How many times has one of your customers approached you with an issue or a problem? For instance, “I purchased this product from you and it does not work.” Or, “I thought this product had feature X, but I found out it doesn’t and I want to return it.”
Situations like these happen every day. Often, we find ourselves threatened or at least uncomfortable when a customer approaches us with a complaint or some of other form of problem. Our lack of comfort can be exacerbated if the customer is temperamental or distressed in some way. In spite of this, how you handle these types of situations can have a very significant impact on the strength of your customer relationships.
I have found that what creates loyalty is the absence of perceived risk. When speaking with a company’s truly loyal customers, I’ve found they are completely confident that every time they deal with that business, they will have a great experience, and—in those rare cases when they do not—they have absolutely no doubt the company will take whatever steps are necessary to immediately rectify the situation.
When I speak with customers who do not consider themselves loyal to a client, I get a completely different impression. These customers speak about inconsistency — sometimes they have a very good experience, other times they do not. “You never know what you are going to get” is a comment I have heard often.
These conversations with customers highlight a key point. Loyalty does not come by “delighting” them or “exceeding their expectations.” Rather, it comes by consistently delivering your value proposition on a 24/7 basis. In this context, problem resolution is really an opportunity in disguise, a way to build trust with your customers when inconsistency of execution inevitably raises its ugly head.
I recently surveyed approximately 1,000 respondents who had placed an order with a targeted business in January 2014 and learned that customers whose problems were handled satisfactorily by customer service actually spent $106 over the same subsequent three-month period—6% more than the customers who did not have a problem at all (and 430% more than the customers whose problems were not resolved satisfactorily).
The tendency in this country over the last 10 to 15 years has been to regard customer service as a cost center. What do profit-maximizing companies do with cost centers? They try everything they can to reduce their costs. This has become increasingly easy to do with the substantial reductions in the cost of communications that have occurred over this time period.
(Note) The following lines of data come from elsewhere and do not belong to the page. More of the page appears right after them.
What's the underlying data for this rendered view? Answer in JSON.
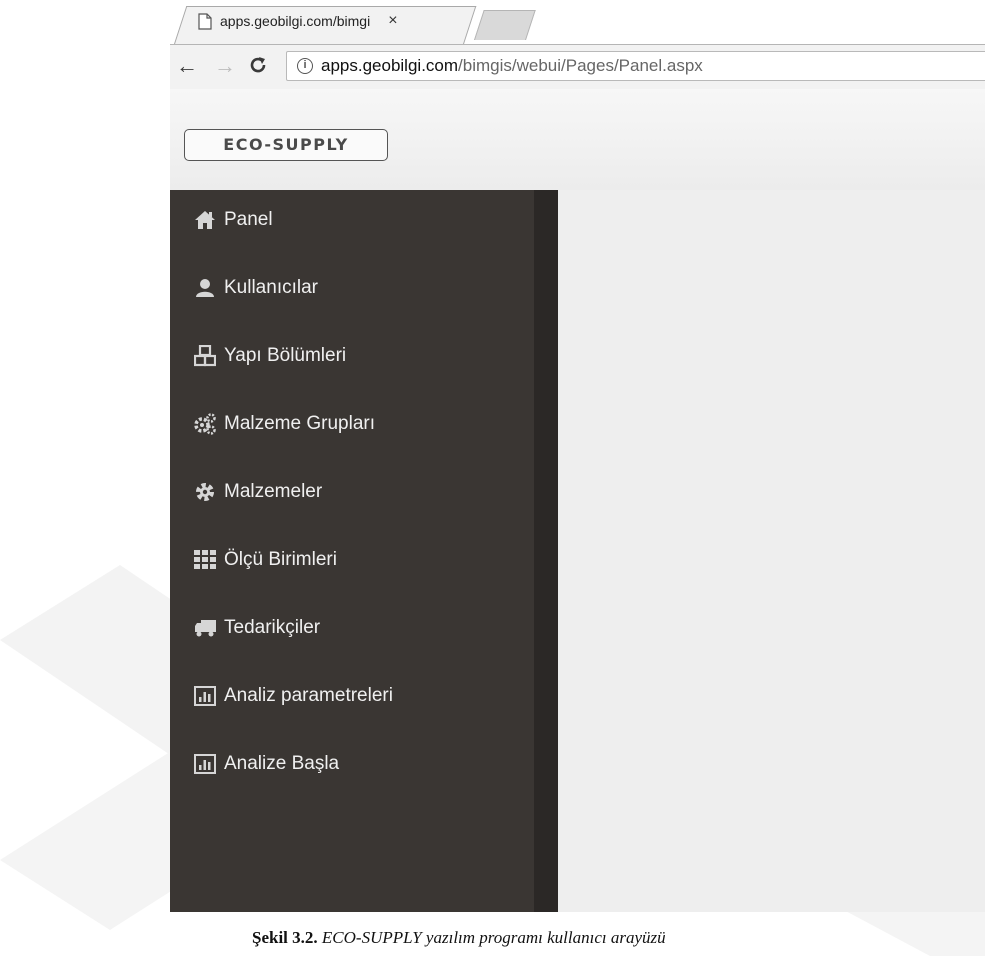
{
  "browser": {
    "tab_title": "apps.geobilgi.com/bimgi",
    "tab_close": "×",
    "url_host": "apps.geobilgi.com",
    "url_path": "/bimgis/webui/Pages/Panel.aspx",
    "back_icon": "arrow-left-icon",
    "forward_icon": "arrow-right-icon",
    "reload_icon": "reload-icon",
    "info_icon": "info-icon"
  },
  "app": {
    "logo_text": "ECO-SUPPLY"
  },
  "sidebar": {
    "background": "#3a3633",
    "items": [
      {
        "label": "Panel",
        "icon": "home-icon"
      },
      {
        "label": "Kullanıcılar",
        "icon": "user-icon"
      },
      {
        "label": "Yapı Bölümleri",
        "icon": "cubes-icon"
      },
      {
        "label": "Malzeme Grupları",
        "icon": "cogs-icon"
      },
      {
        "label": "Malzemeler",
        "icon": "gear-icon"
      },
      {
        "label": "Ölçü Birimleri",
        "icon": "grid-icon"
      },
      {
        "label": "Tedarikçiler",
        "icon": "truck-icon"
      },
      {
        "label": "Analiz parametreleri",
        "icon": "bar-chart-icon"
      },
      {
        "label": "Analize Başla",
        "icon": "bar-chart-icon"
      }
    ]
  },
  "caption": {
    "label": "Şekil 3.2.",
    "text": "ECO-SUPPLY yazılım programı kullanıcı arayüzü"
  }
}
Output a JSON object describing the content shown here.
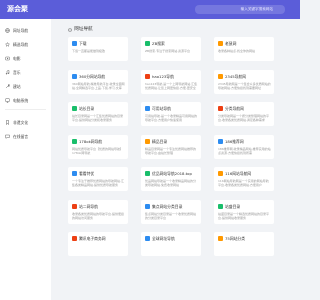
{
  "header": {
    "logo": "源会聚",
    "search_placeholder": "输入关键字搜索网站"
  },
  "sidebar": {
    "items": [
      {
        "label": "网址导航",
        "icon": "globe-icon"
      },
      {
        "label": "精选导航",
        "icon": "star-icon"
      },
      {
        "label": "电影",
        "icon": "film-icon"
      },
      {
        "label": "音乐",
        "icon": "music-icon"
      },
      {
        "label": "建站",
        "icon": "tool-icon"
      },
      {
        "label": "电脑系统",
        "icon": "computer-icon"
      }
    ],
    "bottom_items": [
      {
        "label": "非遗文化",
        "icon": "bookmark-icon"
      },
      {
        "label": "在线留言",
        "icon": "chat-icon"
      }
    ]
  },
  "section": {
    "title": "网址导航"
  },
  "cards": [
    {
      "name": "下载",
      "desc": "下载一直都是能做到极致",
      "color": "#2d8cf0"
    },
    {
      "name": "ZB搜索",
      "desc": "ZB搜索,专注于搜索网站,资源平台",
      "color": "#19be6b"
    },
    {
      "name": "老鼠网",
      "desc": "收录各种站点,找全你的网站",
      "color": "#ff9900"
    },
    {
      "name": "360分网站导航",
      "desc": "360网站导航,精准导航平台,收录全面网站,全网精选平台,上品,下载,学习,文库",
      "color": "#2d8cf0"
    },
    {
      "name": "hao123导航",
      "desc": "hao123导航,是一个上网导航网站,汇集优质网站,让您上网更快捷,方便,更安全",
      "color": "#ed4014"
    },
    {
      "name": "2345导航网",
      "desc": "2345导航网是一个集合众多优质网站的导航网站,方便快捷找到需要网址",
      "color": "#ff9900"
    },
    {
      "name": "站长目录",
      "desc": "站长目录网是一个汇集优质网站的目录平台,提供网站分类和收录服务",
      "color": "#19be6b"
    },
    {
      "name": "可用站导航",
      "desc": "可用站导航,是一个收录精品可用网站的导航平台,方便用户快速使用",
      "color": "#2d8cf0"
    },
    {
      "name": "分类导航网",
      "desc": "分类导航网是一个按分类整理网站的平台,收录各类优质网站,满足各种需求",
      "color": "#ed4014"
    },
    {
      "name": "178ok网导航",
      "desc": "网站优质导航平台【优质的网站导航】178ok网导航",
      "color": "#19be6b"
    },
    {
      "name": "精品目录",
      "desc": "精品目录网是一个专注优质网站推荐的导航平台,由站长整理",
      "color": "#ff9900"
    },
    {
      "name": "186推荐网",
      "desc": "186推荐网,收录精品网站,推荐实用的站点资源,方便快捷找到所需",
      "color": "#2d8cf0"
    },
    {
      "name": "看看特优",
      "desc": "一个专注于推荐优质网站的导航网站,汇集各类精品网站,提供优质导航服务",
      "color": "#2d8cf0"
    },
    {
      "name": "优品网站导航2018.top",
      "desc": "优品网站导航是一个收录精品网站的分类导航网站,免费收录网站",
      "color": "#19be6b"
    },
    {
      "name": "116网站导航网",
      "desc": "116网站导航网是一个实用的网站导航平台,收录各类优质网站,方便用户",
      "color": "#ff9900"
    },
    {
      "name": "站二网导航",
      "desc": "收录各类优质网站的导航平台,提供便捷的网站访问服务",
      "color": "#ed4014"
    },
    {
      "name": "集点网站分类目录",
      "desc": "集点网站分类目录是一个收录优质网站的分类目录平台",
      "color": "#2d8cf0"
    },
    {
      "name": "站盛目录",
      "desc": "站盛目录是一个精选优质网站的目录平台,提供网站收录服务",
      "color": "#19be6b"
    },
    {
      "name": "腾讯电子商务网",
      "desc": "",
      "color": "#ed4014"
    },
    {
      "name": "全球网址导航",
      "desc": "",
      "color": "#2d8cf0"
    },
    {
      "name": "75网站分类",
      "desc": "",
      "color": "#ff9900"
    }
  ]
}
What I have argued here is that far from being a cost center, customer service is actually a profit center. Customers whose problems are satisfactorily resolved subsequently spend more than those who did not have a problem and quantumly more than those whose problems are not properly handled. Moreover, they will tell their friends and colleagues the story about how well their problem was handled.
The choice is yours. What kind of stories do you want your customers telling about you?